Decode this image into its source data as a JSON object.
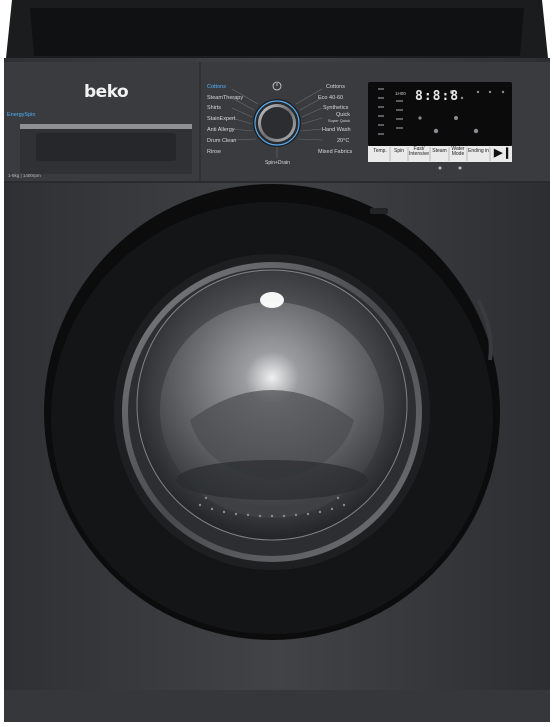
{
  "brand": "beko",
  "energy_label": "EnergySpin",
  "spec_label": "1-8kg | 1400rpm",
  "programs_left": [
    "Cottons",
    "SteamTherapy",
    "Shirts",
    "StainExpert",
    "Anti Allergy",
    "Drum Clean",
    "Rinse"
  ],
  "programs_right": [
    "Cottons",
    "Eco 40-60",
    "Synthetics",
    "Quick",
    "Hand Wash",
    "20°C",
    "Mixed Fabrics"
  ],
  "quick_sublabel": "Super Quick",
  "knob_label": "Spin+Drain",
  "display": {
    "digits": "8:8:8",
    "time": "1H00"
  },
  "buttons": [
    "Temp.",
    "Spin",
    "Fast/ Intensive",
    "Steam",
    "Water Mode",
    "Ending in"
  ],
  "colors": {
    "body": "#3b3d40",
    "panel": "#35373a",
    "display": "#0b0b0c",
    "buttons": "#e8e8e8",
    "accent_blue": "#4fb3ff"
  }
}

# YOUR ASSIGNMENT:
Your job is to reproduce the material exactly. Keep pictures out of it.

# COMPLETED TASK:
Decode this image into its source data as a JSON object.
{
  "brand": "beko",
  "energy_label": "EnergySpin",
  "spec_label": "1-8kg | 1400rpm",
  "programs_left": [
    "Cottons",
    "SteamTherapy",
    "Shirts",
    "StainExpert",
    "Anti Allergy",
    "Drum Clean",
    "Rinse"
  ],
  "programs_right": [
    "Cottons",
    "Eco 40-60",
    "Synthetics",
    "Quick",
    "Hand Wash",
    "20°C",
    "Mixed Fabrics"
  ],
  "quick_sublabel": "Super Quick",
  "knob_label": "Spin+Drain",
  "display": {
    "digits": "8:8:8",
    "time": "1H00"
  },
  "buttons": [
    "Temp.",
    "Spin",
    "Fast/ Intensive",
    "Steam",
    "Water Mode",
    "Ending in"
  ],
  "colors": {
    "body": "#3b3d40",
    "panel": "#35373a",
    "display": "#0b0b0c",
    "buttons": "#e8e8e8",
    "accent_blue": "#4fb3ff"
  }
}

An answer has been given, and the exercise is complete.